Novartis ships limited Animal Health products

Animal Health products that were already manufactured prior to a December Novartis facility shutdown will be distributed to veterinarians throughout the United States and Canada, Novartis recently announced.

The company is not yet back to full production, but announced Feb. 2, 2012 that it would resume shipments of previously-manufactured veterinary products ready for distribution from its Lincoln, Neb. facility.

Novartis said in a news release that the decision to resume distribution of the already-manufactured products was reached following consultation with the U.S. Food and Drug Administration (FDA).

Rick Lloyd, General Manager of Novartis Animal Health in North America, said that the products stored in company warehouses when product sales stopped in December due to the facility shutdown have resumed shipping to veterinarians in the United States and Canada.
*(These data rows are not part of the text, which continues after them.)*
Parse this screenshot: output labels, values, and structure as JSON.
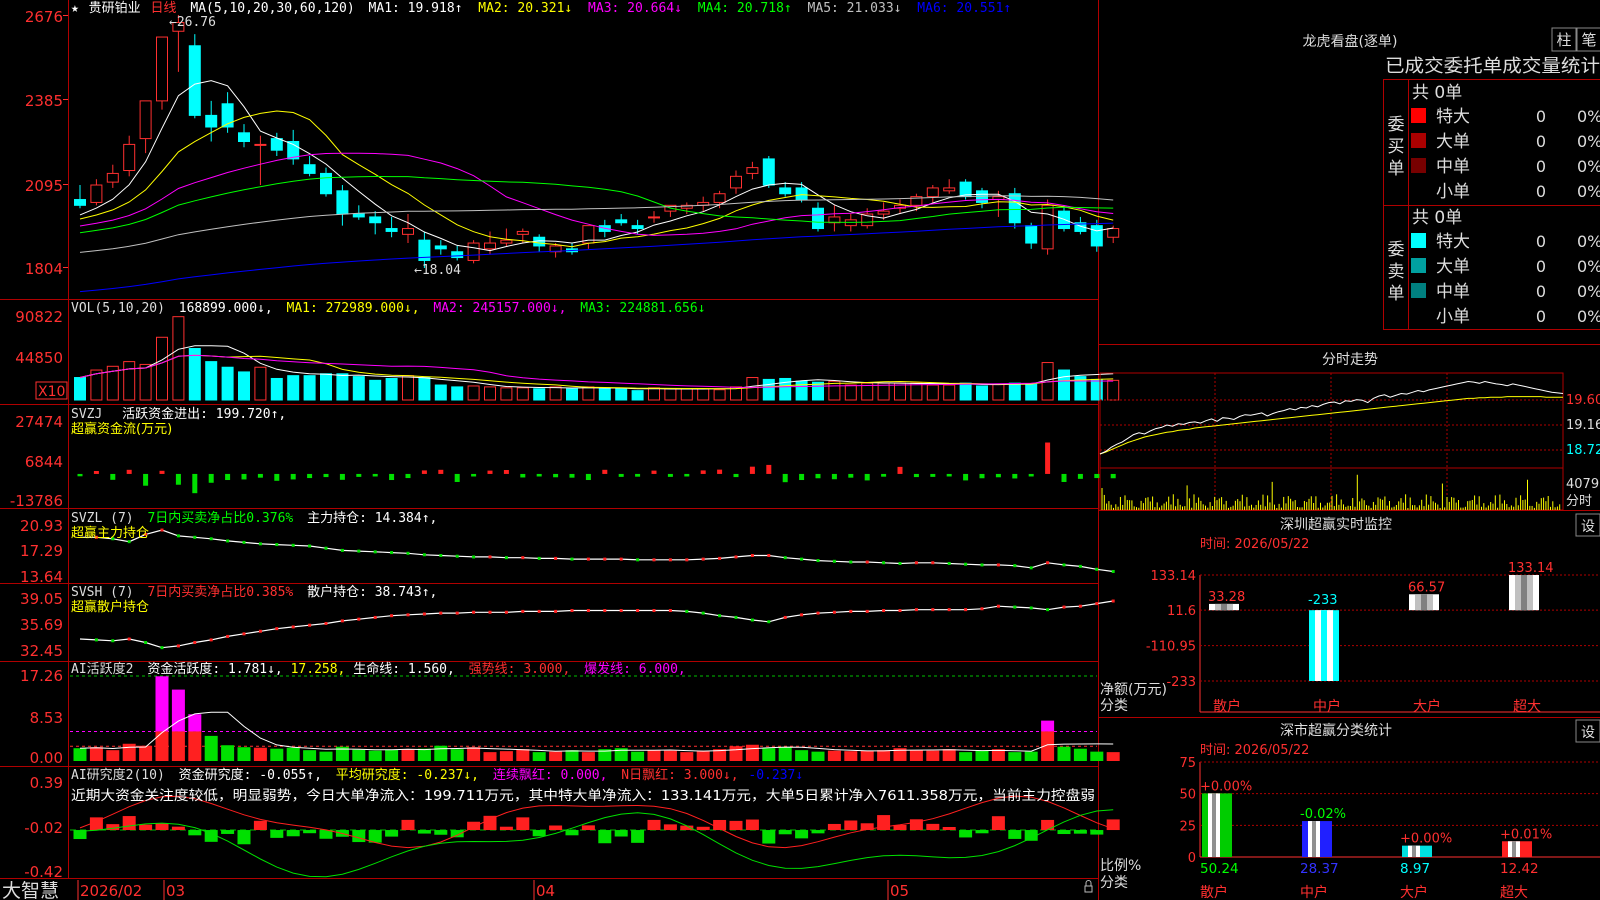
{
  "app": {
    "logo": "大智慧"
  },
  "kline": {
    "star": "★",
    "stock_name": "贵研铂业",
    "period": "日线",
    "ma_title": "MA(5,10,20,30,60,120)",
    "ma_items": [
      {
        "label": "MA1: 19.918↑",
        "color": "#ffffff"
      },
      {
        "label": "MA2: 20.321↓",
        "color": "#ffff00"
      },
      {
        "label": "MA3: 20.664↓",
        "color": "#ff00ff"
      },
      {
        "label": "MA4: 20.718↑",
        "color": "#00ff00"
      },
      {
        "label": "MA5: 21.033↓",
        "color": "#c0c0c0"
      },
      {
        "label": "MA6: 20.551↑",
        "color": "#0000ff"
      }
    ],
    "y_ticks": [
      "2676",
      "2385",
      "2095",
      "1804"
    ],
    "high_label": "←26.76",
    "low_label": "←18.04",
    "colors": {
      "up": "#ff3030",
      "down": "#00ffff",
      "ma1": "#ffffff",
      "ma2": "#ffff00",
      "ma3": "#ff00ff",
      "ma4": "#00ff00",
      "ma5": "#c0c0c0",
      "ma6": "#0000ff"
    },
    "candles": [
      {
        "o": 20.4,
        "h": 20.9,
        "l": 20.1,
        "c": 20.2
      },
      {
        "o": 20.3,
        "h": 21.1,
        "l": 20.2,
        "c": 20.9
      },
      {
        "o": 21.0,
        "h": 21.6,
        "l": 20.8,
        "c": 21.3
      },
      {
        "o": 21.4,
        "h": 22.6,
        "l": 21.2,
        "c": 22.3
      },
      {
        "o": 22.5,
        "h": 23.8,
        "l": 22.0,
        "c": 23.8
      },
      {
        "o": 23.8,
        "h": 26.0,
        "l": 23.5,
        "c": 26.0
      },
      {
        "o": 26.2,
        "h": 26.76,
        "l": 24.8,
        "c": 26.5
      },
      {
        "o": 25.7,
        "h": 26.1,
        "l": 23.2,
        "c": 23.3
      },
      {
        "o": 23.3,
        "h": 23.8,
        "l": 22.4,
        "c": 22.9
      },
      {
        "o": 23.7,
        "h": 24.1,
        "l": 22.7,
        "c": 22.9
      },
      {
        "o": 22.7,
        "h": 23.0,
        "l": 22.2,
        "c": 22.4
      },
      {
        "o": 22.3,
        "h": 22.6,
        "l": 20.9,
        "c": 22.3
      },
      {
        "o": 22.5,
        "h": 22.7,
        "l": 21.9,
        "c": 22.1
      },
      {
        "o": 22.4,
        "h": 22.8,
        "l": 21.6,
        "c": 21.8
      },
      {
        "o": 21.6,
        "h": 21.9,
        "l": 21.2,
        "c": 21.3
      },
      {
        "o": 21.3,
        "h": 21.5,
        "l": 20.5,
        "c": 20.6
      },
      {
        "o": 20.7,
        "h": 20.9,
        "l": 19.5,
        "c": 19.9
      },
      {
        "o": 19.9,
        "h": 20.2,
        "l": 19.7,
        "c": 19.8
      },
      {
        "o": 19.8,
        "h": 20.0,
        "l": 19.2,
        "c": 19.6
      },
      {
        "o": 19.4,
        "h": 19.8,
        "l": 19.1,
        "c": 19.3
      },
      {
        "o": 19.2,
        "h": 19.9,
        "l": 18.9,
        "c": 19.4
      },
      {
        "o": 19.0,
        "h": 19.3,
        "l": 18.04,
        "c": 18.3
      },
      {
        "o": 18.8,
        "h": 19.0,
        "l": 18.5,
        "c": 18.7
      },
      {
        "o": 18.6,
        "h": 18.8,
        "l": 18.3,
        "c": 18.4
      },
      {
        "o": 18.3,
        "h": 19.0,
        "l": 18.2,
        "c": 18.9
      },
      {
        "o": 18.7,
        "h": 19.3,
        "l": 18.5,
        "c": 18.9
      },
      {
        "o": 18.9,
        "h": 19.4,
        "l": 18.8,
        "c": 19.0
      },
      {
        "o": 19.2,
        "h": 19.4,
        "l": 18.9,
        "c": 19.3
      },
      {
        "o": 19.1,
        "h": 19.2,
        "l": 18.6,
        "c": 18.8
      },
      {
        "o": 18.6,
        "h": 18.9,
        "l": 18.4,
        "c": 18.8
      },
      {
        "o": 18.7,
        "h": 18.9,
        "l": 18.5,
        "c": 18.6
      },
      {
        "o": 18.9,
        "h": 19.5,
        "l": 18.7,
        "c": 19.5
      },
      {
        "o": 19.5,
        "h": 19.7,
        "l": 19.1,
        "c": 19.3
      },
      {
        "o": 19.7,
        "h": 19.9,
        "l": 19.5,
        "c": 19.6
      },
      {
        "o": 19.5,
        "h": 19.7,
        "l": 19.2,
        "c": 19.4
      },
      {
        "o": 19.8,
        "h": 20.0,
        "l": 19.6,
        "c": 19.8
      },
      {
        "o": 20.0,
        "h": 20.2,
        "l": 19.8,
        "c": 20.2
      },
      {
        "o": 20.1,
        "h": 20.3,
        "l": 19.9,
        "c": 20.2
      },
      {
        "o": 20.2,
        "h": 20.5,
        "l": 20.0,
        "c": 20.3
      },
      {
        "o": 20.3,
        "h": 20.7,
        "l": 20.1,
        "c": 20.6
      },
      {
        "o": 20.8,
        "h": 21.4,
        "l": 20.6,
        "c": 21.2
      },
      {
        "o": 21.3,
        "h": 21.7,
        "l": 21.1,
        "c": 21.5
      },
      {
        "o": 21.8,
        "h": 21.9,
        "l": 20.8,
        "c": 20.9
      },
      {
        "o": 20.8,
        "h": 21.0,
        "l": 20.5,
        "c": 20.6
      },
      {
        "o": 20.8,
        "h": 21.0,
        "l": 20.3,
        "c": 20.4
      },
      {
        "o": 20.1,
        "h": 20.3,
        "l": 19.3,
        "c": 19.4
      },
      {
        "o": 19.6,
        "h": 20.2,
        "l": 19.3,
        "c": 19.8
      },
      {
        "o": 19.5,
        "h": 19.9,
        "l": 19.3,
        "c": 19.7
      },
      {
        "o": 19.5,
        "h": 20.1,
        "l": 19.4,
        "c": 19.9
      },
      {
        "o": 19.9,
        "h": 20.3,
        "l": 19.7,
        "c": 20.0
      },
      {
        "o": 20.1,
        "h": 20.4,
        "l": 19.9,
        "c": 20.2
      },
      {
        "o": 20.2,
        "h": 20.6,
        "l": 20.0,
        "c": 20.5
      },
      {
        "o": 20.5,
        "h": 20.9,
        "l": 20.3,
        "c": 20.8
      },
      {
        "o": 20.7,
        "h": 21.1,
        "l": 20.6,
        "c": 20.8
      },
      {
        "o": 21.0,
        "h": 21.1,
        "l": 20.4,
        "c": 20.5
      },
      {
        "o": 20.7,
        "h": 20.8,
        "l": 20.1,
        "c": 20.3
      },
      {
        "o": 20.4,
        "h": 20.7,
        "l": 19.8,
        "c": 20.5
      },
      {
        "o": 20.6,
        "h": 20.8,
        "l": 19.4,
        "c": 19.6
      },
      {
        "o": 19.5,
        "h": 19.6,
        "l": 18.7,
        "c": 18.9
      },
      {
        "o": 18.7,
        "h": 20.4,
        "l": 18.5,
        "c": 20.2
      },
      {
        "o": 20.0,
        "h": 20.2,
        "l": 19.3,
        "c": 19.4
      },
      {
        "o": 19.6,
        "h": 19.8,
        "l": 19.2,
        "c": 19.3
      },
      {
        "o": 19.5,
        "h": 19.7,
        "l": 18.6,
        "c": 18.8
      },
      {
        "o": 19.1,
        "h": 19.5,
        "l": 18.9,
        "c": 19.4
      }
    ]
  },
  "volume": {
    "title": "VOL(5,10,20)",
    "v_label": "168899.000↓,",
    "ma_items": [
      {
        "label": "MA1: 272989.000↓,",
        "color": "#ffffff"
      },
      {
        "label": "MA2: 245157.000↓,",
        "color": "#ffff00"
      },
      {
        "label": "MA3: 224881.656↓",
        "color": "#ff00ff"
      }
    ],
    "y_ticks": [
      "90822",
      "44850"
    ],
    "unit": "X10",
    "values": [
      24,
      32,
      36,
      41,
      38,
      67,
      89,
      55,
      41,
      35,
      30,
      35,
      23,
      26,
      26,
      28,
      28,
      25,
      21,
      23,
      26,
      24,
      16,
      14,
      15,
      14,
      13,
      13,
      12,
      14,
      12,
      14,
      12,
      12,
      10,
      13,
      12,
      12,
      12,
      11,
      14,
      24,
      22,
      23,
      20,
      19,
      20,
      16,
      18,
      18,
      18,
      18,
      16,
      16,
      18,
      15,
      17,
      18,
      17,
      40,
      32,
      25,
      22,
      21
    ]
  },
  "svzj": {
    "title": "SVZJ",
    "label": "活跃资金进出: 199.720↑,",
    "subtitle": "超赢资金流(万元)",
    "y_ticks": [
      "27474",
      "6844",
      "-13786"
    ],
    "values": [
      -1200,
      1500,
      -3000,
      2100,
      -6000,
      1600,
      -5500,
      -9800,
      -4500,
      -3100,
      -2800,
      -1900,
      -3500,
      -2800,
      -2100,
      -1600,
      -3000,
      -1500,
      -1300,
      -3100,
      -2100,
      1800,
      2100,
      -4100,
      -1300,
      1700,
      2000,
      -1800,
      -1300,
      -1700,
      -1900,
      -3100,
      2100,
      -1500,
      -1400,
      1700,
      -1500,
      -1300,
      1800,
      2200,
      -1600,
      3700,
      4600,
      -4200,
      -3100,
      -2200,
      -2700,
      -1900,
      -3300,
      -1400,
      3600,
      -1600,
      -1500,
      -1300,
      -3300,
      -2200,
      -1700,
      -2300,
      -1300,
      16000,
      -4100,
      -2500,
      -2100,
      -2200
    ]
  },
  "svzl": {
    "title": "SVZL (7)",
    "label1": "7日内买卖净占比0.376%",
    "label2": "主力持仓: 14.384↑,",
    "subtitle": "超赢主力持仓",
    "y_ticks": [
      "20.93",
      "17.29",
      "13.64"
    ],
    "values": [
      19.1,
      19.1,
      18.9,
      18.5,
      19.5,
      20.1,
      19.3,
      19.1,
      18.9,
      18.6,
      18.4,
      18.2,
      18.1,
      18.0,
      17.9,
      17.6,
      17.3,
      17.2,
      17.1,
      17.0,
      16.9,
      16.7,
      16.6,
      16.5,
      16.4,
      16.4,
      16.3,
      16.3,
      16.2,
      16.2,
      16.1,
      16.1,
      16.1,
      16.1,
      16.0,
      16.0,
      16.0,
      16.0,
      16.1,
      16.2,
      16.4,
      16.6,
      16.6,
      16.3,
      16.1,
      15.9,
      15.8,
      15.7,
      15.7,
      15.6,
      15.5,
      15.6,
      15.6,
      15.5,
      15.4,
      15.3,
      15.3,
      15.2,
      14.9,
      15.6,
      15.3,
      15.1,
      14.7,
      14.4
    ]
  },
  "svsh": {
    "title": "SVSH (7)",
    "label1": "7日内买卖净占比0.385%",
    "label2": "散户持仓: 38.743↑,",
    "subtitle": "超赢散户持仓",
    "y_ticks": [
      "39.05",
      "35.69",
      "32.45"
    ],
    "values": [
      34.3,
      34.2,
      34.1,
      34.3,
      33.9,
      33.3,
      33.5,
      33.9,
      34.2,
      34.6,
      34.9,
      35.2,
      35.5,
      35.7,
      35.9,
      36.1,
      36.4,
      36.6,
      36.8,
      37.0,
      37.1,
      37.2,
      37.3,
      37.3,
      37.4,
      37.4,
      37.4,
      37.5,
      37.5,
      37.5,
      37.6,
      37.6,
      37.6,
      37.6,
      37.6,
      37.6,
      37.6,
      37.5,
      37.3,
      37.0,
      36.8,
      36.5,
      36.3,
      36.8,
      37.1,
      37.3,
      37.4,
      37.5,
      37.5,
      37.6,
      37.6,
      37.7,
      37.7,
      37.7,
      37.7,
      37.8,
      38.1,
      38.0,
      37.9,
      37.7,
      38.0,
      38.1,
      38.4,
      38.7
    ]
  },
  "ai_active": {
    "title": "AI活跃度2",
    "label1": "资金活跃度: 1.781↓,",
    "label2": "17.258,",
    "label3": "生命线: 1.560,",
    "label4": "强势线: 3.000,",
    "label5": "爆发线: 6.000,",
    "y_ticks": [
      "17.26",
      "8.53",
      "0.00"
    ],
    "values": [
      2.6,
      2.8,
      2.2,
      3.5,
      3.1,
      17.2,
      14.5,
      9.5,
      5.1,
      3.2,
      2.8,
      2.7,
      2.5,
      2.7,
      2.2,
      1.9,
      2.9,
      2.3,
      2.1,
      2.3,
      2.4,
      2.5,
      3.1,
      2.4,
      2.8,
      1.8,
      2.0,
      2.4,
      1.8,
      1.9,
      2.2,
      1.8,
      2.4,
      2.6,
      1.9,
      2.2,
      2.1,
      1.8,
      2.1,
      2.4,
      3.0,
      3.3,
      2.6,
      2.8,
      2.2,
      1.9,
      2.1,
      2.0,
      2.1,
      2.2,
      2.6,
      2.2,
      2.1,
      2.4,
      1.8,
      2.1,
      2.4,
      1.8,
      1.9,
      8.2,
      2.9,
      2.5,
      1.9,
      1.8
    ]
  },
  "ai_research": {
    "title": "AI研究度2(10)",
    "label1": "资金研究度: -0.055↑,",
    "label2": "平均研究度: -0.237↓,",
    "label3": "连续飘红: 0.000,",
    "label4": "N日飘红: 3.000↓,",
    "label5": "-0.237↓",
    "comment": "近期大资金关注度较低，明显弱势，今日大单净流入：199.711万元，其中特大单净流入：133.141万元，大单5日累计净入7611.358万元，当前主力控盘弱",
    "y_ticks": [
      "0.39",
      "-0.02",
      "-0.42"
    ]
  },
  "date_axis": {
    "labels": [
      "2026/02",
      "03",
      "04",
      "05"
    ]
  },
  "right": {
    "dragon_title": "龙虎看盘(逐单)",
    "btn_bar": "柱",
    "btn_bi": "笔",
    "header": "已成交委托单成交量统计",
    "buy": {
      "side": "委买单",
      "total": "共 0单",
      "rows": [
        {
          "label": "特大",
          "count": "0",
          "pct": "0%",
          "color": "#ff0000"
        },
        {
          "label": "大单",
          "count": "0",
          "pct": "0%",
          "color": "#aa0000"
        },
        {
          "label": "中单",
          "count": "0",
          "pct": "0%",
          "color": "#770000"
        },
        {
          "label": "小单",
          "count": "0",
          "pct": "0%",
          "color": ""
        }
      ]
    },
    "sell": {
      "side": "委卖单",
      "total": "共 0单",
      "rows": [
        {
          "label": "特大",
          "count": "0",
          "pct": "0%",
          "color": "#00ffff"
        },
        {
          "label": "大单",
          "count": "0",
          "pct": "0%",
          "color": "#00a0a0"
        },
        {
          "label": "中单",
          "count": "0",
          "pct": "0%",
          "color": "#008080"
        },
        {
          "label": "小单",
          "count": "0",
          "pct": "0%",
          "color": ""
        }
      ]
    },
    "intraday": {
      "title": "分时走势",
      "y_ticks": [
        "19.60",
        "19.16",
        "18.72"
      ],
      "vol_tick": "4079",
      "vol_label": "分时",
      "price": [
        18.7,
        18.74,
        18.81,
        18.86,
        18.9,
        18.96,
        19.02,
        19.05,
        19.03,
        19.08,
        19.12,
        19.14,
        19.18,
        19.16,
        19.2,
        19.19,
        19.22,
        19.23,
        19.21,
        19.25,
        19.28,
        19.24,
        19.3,
        19.29,
        19.27,
        19.32,
        19.35,
        19.34,
        19.36,
        19.38,
        19.33,
        19.37,
        19.4,
        19.42,
        19.45,
        19.43,
        19.47,
        19.46,
        19.5,
        19.48,
        19.52,
        19.55,
        19.56,
        19.53,
        19.58,
        19.57,
        19.6,
        19.59,
        19.55,
        19.62,
        19.66,
        19.68,
        19.64,
        19.67,
        19.7,
        19.69,
        19.72,
        19.75,
        19.73,
        19.76,
        19.78,
        19.8,
        19.82,
        19.84,
        19.86,
        19.88,
        19.9,
        19.89,
        19.87,
        19.9,
        19.88,
        19.86,
        19.85,
        19.83,
        19.86,
        19.84,
        19.82,
        19.8,
        19.78,
        19.76,
        19.74,
        19.72,
        19.71,
        19.7
      ],
      "avg": [
        18.7,
        18.73,
        18.77,
        18.81,
        18.85,
        18.89,
        18.92,
        18.95,
        18.98,
        19.0,
        19.02,
        19.04,
        19.06,
        19.07,
        19.09,
        19.1,
        19.11,
        19.13,
        19.14,
        19.15,
        19.16,
        19.17,
        19.18,
        19.19,
        19.2,
        19.21,
        19.22,
        19.23,
        19.24,
        19.25,
        19.26,
        19.27,
        19.28,
        19.29,
        19.3,
        19.31,
        19.32,
        19.33,
        19.34,
        19.35,
        19.36,
        19.37,
        19.38,
        19.39,
        19.4,
        19.41,
        19.42,
        19.43,
        19.44,
        19.45,
        19.46,
        19.47,
        19.48,
        19.49,
        19.5,
        19.51,
        19.52,
        19.53,
        19.54,
        19.55,
        19.56,
        19.57,
        19.58,
        19.59,
        19.6,
        19.61,
        19.62,
        19.62,
        19.63,
        19.63,
        19.64,
        19.64,
        19.64,
        19.65,
        19.65,
        19.65,
        19.65,
        19.65,
        19.65,
        19.65,
        19.64,
        19.64,
        19.64,
        19.64
      ]
    },
    "monitor": {
      "title": "深圳超赢实时监控",
      "btn": "设",
      "time": "时间: 2026/05/22",
      "y_ticks": [
        "133.14",
        "11.6",
        "-110.95",
        "-233"
      ],
      "y_label": "净额(万元)",
      "x_label": "分类",
      "bars": [
        {
          "cat": "散户",
          "value": 33.28,
          "label": "33.28",
          "label_color": "#ff3030"
        },
        {
          "cat": "中户",
          "value": -233,
          "label": "-233",
          "label_color": "#00ffff"
        },
        {
          "cat": "大户",
          "value": 66.57,
          "label": "66.57",
          "label_color": "#ff3030"
        },
        {
          "cat": "超大",
          "value": 133.14,
          "label": "133.14",
          "label_color": "#ff3030"
        }
      ]
    },
    "classify": {
      "title": "深市超赢分类统计",
      "btn": "设",
      "time": "时间: 2026/05/22",
      "y_ticks": [
        "75",
        "50",
        "25",
        "0"
      ],
      "y_label": "比例%",
      "x_label": "分类",
      "bars": [
        {
          "cat": "散户",
          "value": 50.24,
          "label": "50.24",
          "change": "+0.00%",
          "change_color": "#ff3030",
          "value_color": "#00ff00",
          "fill": "#00cc00"
        },
        {
          "cat": "中户",
          "value": 28.37,
          "label": "28.37",
          "change": "-0.02%",
          "change_color": "#00ff00",
          "value_color": "#3333ff",
          "fill": "#2020ff"
        },
        {
          "cat": "大户",
          "value": 8.97,
          "label": "8.97",
          "change": "+0.00%",
          "change_color": "#ff3030",
          "value_color": "#00ffff",
          "fill": "#00e0e0"
        },
        {
          "cat": "超大",
          "value": 12.42,
          "label": "12.42",
          "change": "+0.01%",
          "change_color": "#ff3030",
          "value_color": "#ff3030",
          "fill": "#ff2020"
        }
      ]
    }
  }
}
"The well-being of pets is our top priority, so Novartis Animal Health took the time required in the past weeks to coordinate fully with the FDA and agree on the best course of action," Lloyd said in a news release. "We thoroughly assessed all Animal Health products made at the plant. We are pleased to resume distribution of veterinary products that were ready for shipping at the time shipments were suspended."

Novartis voluntarily stopped production and distribution of all products manufactured at its Lincoln facility in late December. The shutdown affected key products such as heartworm medications Interceptor and Sentinel, as well as Clomicalm, Deramaxx, Program and Milbemite as well as other human over-the-counter (OTC) medications.

The Novartis Consumer Health division announced Jan. 8, 2012 that is was voluntarily recalling all lots of select bottles of Excedrin and NoDoz products as well as select lots of Bufferin and Gas-X Prevention. Citing consumer complaints of chipped and broken pills and inconsistent bottle packaging, Novartis said the OTC products may contain stray tablets, capsules or caplets from other Novartis drugs also packaged at the same facility.

Novartis is also warning customers that broken or incorrect tablets may be found in bottles of the Animal Health product Clomicalm as a result of packaging issues at the facility. Veterinarians are encouraged to inspect bottles of Clomicalm for stray or broken tablets prior to dispensing the medication.

Novartis says it plans to keep consumers up to date as to when full production schedules will resume again.

"We would like to tell veterinarians and pet owners throughout the United States and Canada just how much we regret the temporary supply disruption and the challenges it may have created," Lloyd said. "Novartis Animal Health is committed to the highest standards of quality and care for pets. We want to ensure that we get back to normal production schedules as soon as possible."